An investigation by the Information Commissioner’s Office (ICO) found that Greater Manchester Police failed to keep highly sensitive personal information in its care secure and did not have appropriate measures in place to guard against accidental loss. This is a breach of data protection law. 

The ICO investigation found that Greater Manchester Police had been sending unencrypted DVDs by recorded delivery to SCAS since 2009 and only stopped after the security breach in 2015.

Sally Anne Poole, ICO Enforcement Group Manager, said: “When people talk to the police they have every right to expect that their information is handled with the utmost care and respect.

“Greater Manchester Police did not do this. The information it was responsible for was highly sensitive and the distress that would be caused if it was lost should have been obvious.

“Yet GMP was cavalier in its attitude to this data and it showed scant regard for the consequences that could arise by failing to keep the information secure.”

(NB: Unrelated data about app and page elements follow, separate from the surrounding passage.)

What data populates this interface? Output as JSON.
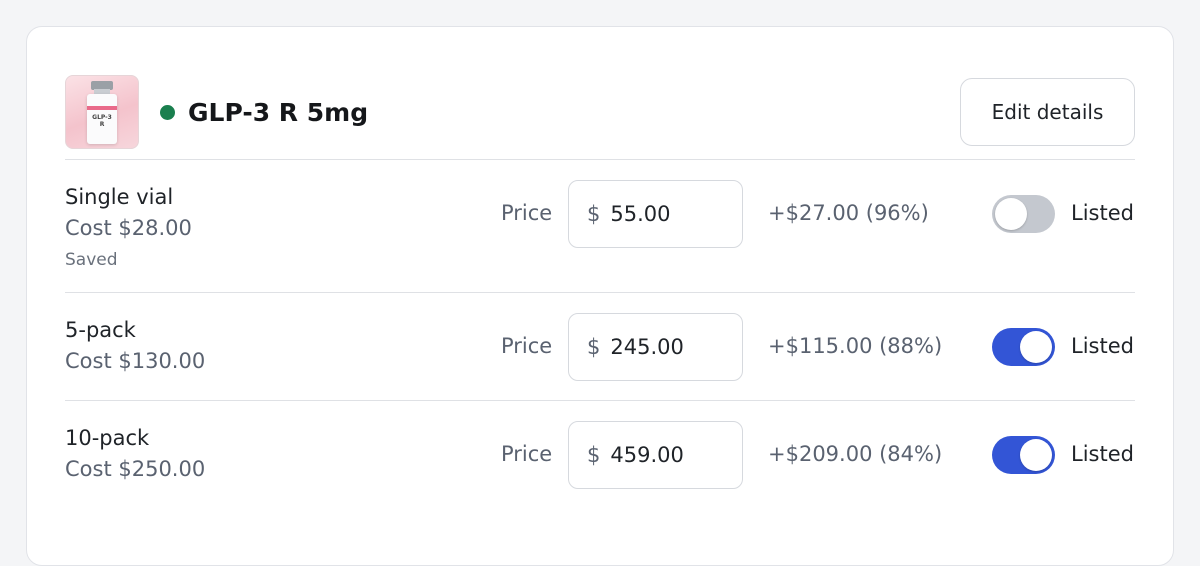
{
  "product": {
    "title": "GLP-3 R 5mg",
    "status": "active",
    "status_color": "#1a7f4e",
    "thumbnail_label": "GLP-3 R",
    "edit_label": "Edit details"
  },
  "variants": [
    {
      "name": "Single vial",
      "cost": "Cost $28.00",
      "saved": "Saved",
      "price_label": "Price",
      "currency": "$",
      "price": "55.00",
      "margin": "+$27.00 (96%)",
      "listed": false,
      "listed_label": "Listed"
    },
    {
      "name": "5-pack",
      "cost": "Cost $130.00",
      "price_label": "Price",
      "currency": "$",
      "price": "245.00",
      "margin": "+$115.00 (88%)",
      "listed": true,
      "listed_label": "Listed"
    },
    {
      "name": "10-pack",
      "cost": "Cost $250.00",
      "price_label": "Price",
      "currency": "$",
      "price": "459.00",
      "margin": "+$209.00 (84%)",
      "listed": true,
      "listed_label": "Listed"
    }
  ],
  "colors": {
    "toggle_on": "#3355d6",
    "toggle_off": "#c4c8cf"
  }
}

Greater Manchester Police assistant chief constable Rob Potts said the force has changed its procedures for sending sensitive information. He told the Guardian: “The disks were sent in accordance with national guidance for sending sensitive information, however when it became apparent that the disks may have been lost we immediately reviewed our own procedures and as a result postal delivery is no longer used by GMP for sensitive information.

“I think it is important to stress that when the potential loss did become apparent, we worked closely alongside Royal Mail to do everything possible to try to find the disks and immediately informed the three people concerned in the video interviews.

“I also think it is important to stress that since this particular incident happened, the national guidance surrounding sending sensitive information has also been amended with the aim of preventing similar occurrences happening in future.”

The British Security Information Association (BSIA) released a statement following the ruling that stressed the need to ensure that confidential data is disposed of securely. Businesses should have a written contract with a company capable of handling confidential waste, which can provide a guarantee that all aspects of collection and destruction are carried out in a secure and compliant manner. To ensure this, suppliers should comply with European Standard BS EN15713:2009 for security shredding and also BS7858 for staff vetting.

BSIA information destruction section chairman Don Robins said: “Businesses need to safeguard the individuals that they hold data on by ensuring that documents are shredded by a reputable data destruction company when they are no longer required. The same caution must also be taken with computer or laptop hard-drives and any other items which could be used to identify or impersonate individuals.”

The ICO previously fined GMP £150,000 in 2012 after an unencrypted USB stick was stolen.